But then he said, "And sometimes I talk to Ezra Winter from here."
"Oh. You pray to Ezra Winter?" I asked.
"No, just talk to him." Malcolm replied.
I decided to ask him where he got the name for the ghost.
Malcolm answered that he had heard his parents talking about it. Thinking I had the answer to the riddle, I asked Malcolm what they had said, but he only answered, "They said they didn't think he was very happy in the house."
Given my knowledge that Malcolm is rather protected, I found myself wondering where he got these ideas from. He's only allowed to watch Nickolodian, and CNN, and so I was relatively certain that he didn't see commercials for horror movies on tv. His parents had even debated whether or not he was old enough to watch Star Wars, so I knew that they would never expose him to any kind of media about spirits and ghosts.
Curious, I mentioned the exchange to Malcolm's mother, Jessica.

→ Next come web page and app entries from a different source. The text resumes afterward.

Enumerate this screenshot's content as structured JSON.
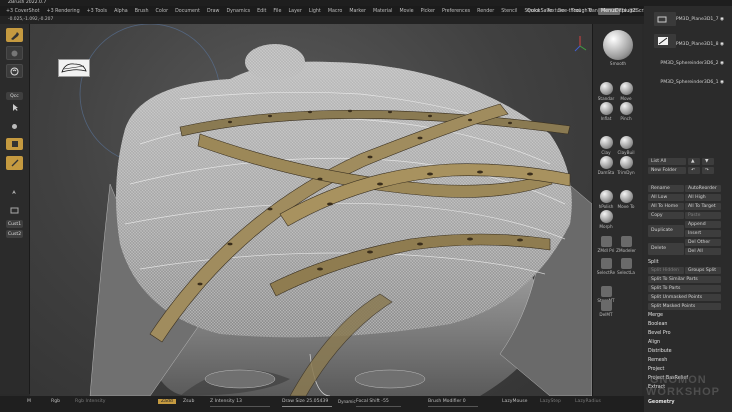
{
  "title_bar": {
    "title": "ZBrush 2022.0.7"
  },
  "menu": {
    "items": [
      "+3 CoverShot",
      "+3 Rendering",
      "+3 Tools",
      "Alpha",
      "Brush",
      "Color",
      "Document",
      "Draw",
      "Dynamics",
      "Edit",
      "File",
      "Layer",
      "Light",
      "Macro",
      "Marker",
      "Material",
      "Movie",
      "Picker",
      "Preferences",
      "Render",
      "Stencil",
      "Stroke",
      "Texture",
      "Tool",
      "Transform",
      "Zplugin",
      "Zscript",
      "Help"
    ],
    "quicksave": "QuickSave",
    "see_through": "See-through",
    "see_through_value": "0",
    "menus": "Menus",
    "default_script": "DefaultZScript"
  },
  "status": {
    "coords": "-0.025,-1.092,-0.207"
  },
  "left_shelf": {
    "qcc_label": "Qcc",
    "cust1": "Cust1",
    "cust2": "Cust2"
  },
  "right_shelf": {
    "smooth": "Smooth",
    "brushes": [
      "Standar",
      "Move",
      "Inflat",
      "Pinch",
      "Clay",
      "ClayBuil",
      "DamSta",
      "TrimDyn",
      "hPolish",
      "Move To",
      "Morph",
      "ZMdl Pri",
      "ZModeler",
      "SelectRe",
      "SelectLa",
      "StoreMT",
      "DelMT"
    ],
    "icons": [
      "standard-brush-icon",
      "move-brush-icon",
      "inflate-brush-icon",
      "pinch-brush-icon",
      "clay-brush-icon",
      "claybuildup-brush-icon",
      "damstandard-brush-icon",
      "trimdynamic-brush-icon"
    ]
  },
  "subtool": {
    "items": [
      "PM3D_Plane3D1_7",
      "PM3D_Plane3D1_8",
      "PM3D_Sphereinder3D6_2",
      "PM3D_Sphereinder3D6_1"
    ],
    "list_all": "List All",
    "new_folder": "New Folder",
    "rename": "Rename",
    "auto_reorder": "AutoReorder",
    "all_low": "All Low",
    "all_high": "All High",
    "all_to_home": "All To Home",
    "all_to_target": "All To Target",
    "copy": "Copy",
    "paste": "Paste",
    "duplicate": "Duplicate",
    "append": "Append",
    "insert": "Insert",
    "delete": "Delete",
    "del_other": "Del Other",
    "del_all": "Del All",
    "split_section": "Split",
    "split_hidden": "Split Hidden",
    "groups_split": "Groups Split",
    "split_similar": "Split To Similar Parts",
    "split_parts": "Split To Parts",
    "split_unmasked": "Split Unmasked Points",
    "split_masked": "Split Masked Points",
    "merge": "Merge",
    "boolean": "Boolean",
    "bevel_pro": "Bevel Pro",
    "align": "Align",
    "distribute": "Distribute",
    "remesh": "Remesh",
    "project": "Project",
    "project_bas_relief": "Project BasRelief",
    "extract": "Extract",
    "geometry": "Geometry"
  },
  "bottom": {
    "m": "M",
    "rgb": "Rgb",
    "rgb_intensity": "Rgb Intensity",
    "zadd": "Zadd",
    "zsub": "Zsub",
    "z_intensity_label": "Z Intensity",
    "z_intensity_value": "13",
    "draw_size_label": "Draw Size",
    "draw_size_value": "25.05439",
    "dynamic": "Dynamic",
    "focal_shift_label": "Focal Shift",
    "focal_shift_value": "-55",
    "brush_modifier_label": "Brush Modifier",
    "brush_modifier_value": "0",
    "lazymouse": "LazyMouse",
    "lazystep": "LazyStep",
    "lazyradius": "LazyRadius"
  },
  "watermark": {
    "line1": "GNOMON",
    "line2": "WORKSHOP"
  },
  "colors": {
    "accent": "#c59a40",
    "panel": "#2b2b2b",
    "button": "#3d3d3d"
  }
}
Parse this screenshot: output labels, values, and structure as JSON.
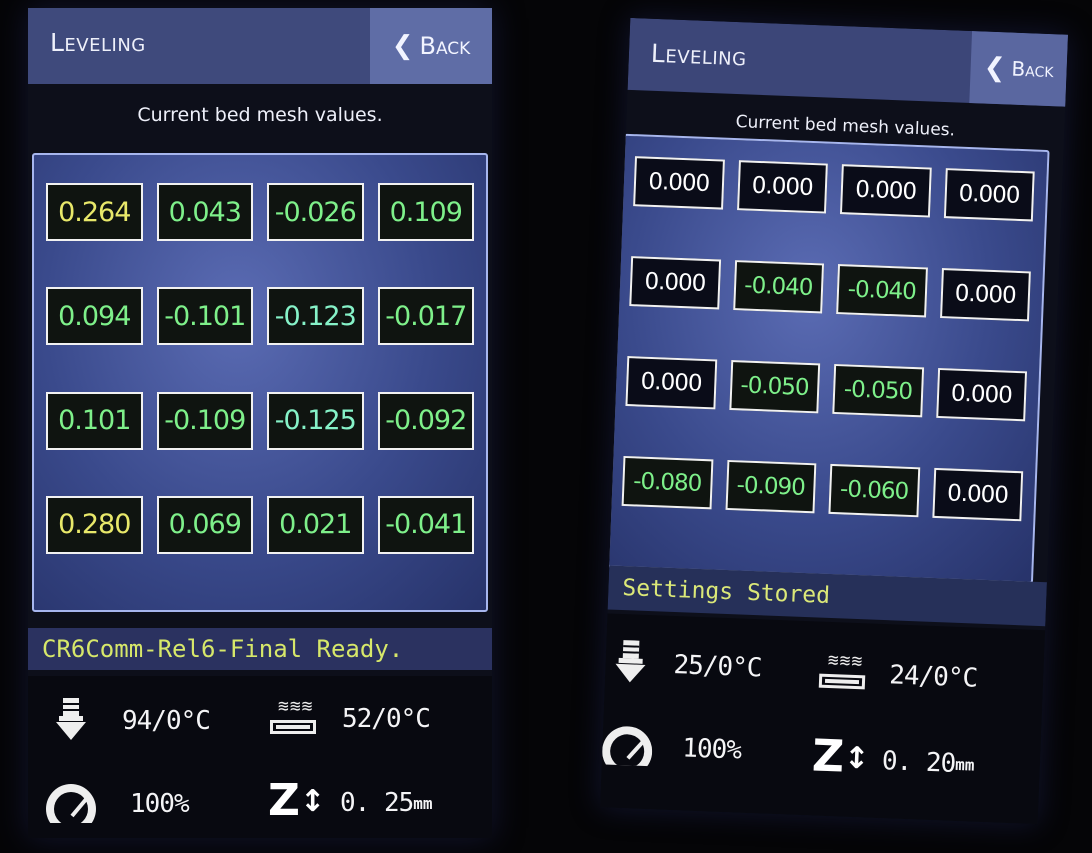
{
  "screens": [
    {
      "header": {
        "title": "Leveling",
        "back_label": "Back"
      },
      "subtitle": "Current bed mesh values.",
      "mesh": [
        [
          "0.264",
          "0.043",
          "-0.026",
          "0.109"
        ],
        [
          "0.094",
          "-0.101",
          "-0.123",
          "-0.017"
        ],
        [
          "0.101",
          "-0.109",
          "-0.125",
          "-0.092"
        ],
        [
          "0.280",
          "0.069",
          "0.021",
          "-0.041"
        ]
      ],
      "status": "CR6Comm-Rel6-Final Ready.",
      "hotend_temp": "94/0°C",
      "bed_temp": "52/0°C",
      "speed": "100%",
      "z_value": "0. 25",
      "z_unit": "mm"
    },
    {
      "header": {
        "title": "Leveling",
        "back_label": "Back"
      },
      "subtitle": "Current bed mesh values.",
      "mesh": [
        [
          "0.000",
          "0.000",
          "0.000",
          "0.000"
        ],
        [
          "0.000",
          "-0.040",
          "-0.040",
          "0.000"
        ],
        [
          "0.000",
          "-0.050",
          "-0.050",
          "0.000"
        ],
        [
          "-0.080",
          "-0.090",
          "-0.060",
          "0.000"
        ]
      ],
      "status": "Settings Stored",
      "hotend_temp": "25/0°C",
      "bed_temp": "24/0°C",
      "speed": "100%",
      "z_value": "0. 20",
      "z_unit": "mm"
    }
  ],
  "icons": {
    "back": "chevron-left-icon",
    "hotend": "nozzle-icon",
    "bed": "heated-bed-icon",
    "speed": "gauge-icon",
    "z": "z-axis-icon"
  },
  "colors": {
    "header_bg": "#3f4a7c",
    "back_bg": "#5f6da6",
    "panel_border": "#a7b6ee",
    "status_text": "#d7e86a",
    "value_yellow": "#e8e86a",
    "value_green": "#7ef08a",
    "value_white": "#ffffff"
  }
}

She confirmed that the name Ezra Winter was real. That he had built the house, and that he had been a muralist in the nineteen twenties. According to Jessica, Ezra broke his leg and, being unable to paint, fell into dispair and shot himself on the property.
When she told me that, chills went down my spine.
But Jessica doesn't really believe in ghosts, and so as I told her about Malcolm's claims, she smiled and nodded, but didn't give it too much credit.
The last time Malcolm mentioned the ghost, it was October.
Evening was settling, but we hadn't turned on any lights, yet. The kids were happily playing with Legos. Malcolm was messing around with a toy lantern, and he kept flashing it on and off. Finally, I asked him what he was doing.
"Keeping Ezra in the guest bedroom." he replied.
I shivered at the thought.
"Why?" I asked.
Malcolm replied that Ezra was not in a good mood. After a while, he suggested that we turn on a light, and when I did, he continued to play.
I listened to his whispered conversation with his Lego men as he raced them around in a space ship. He was having an adventure about capturing a ghost, and taking it to outer space. I watched him for a while, and noticed that every time he mentioned catching the ghost, he'd glance over at the doorway to the guest bedroom. It was as if he was trying to tell Ezra something without talking directly to him.
Since then, there hasn't been mention of the ghost, but I feel certain it is still around.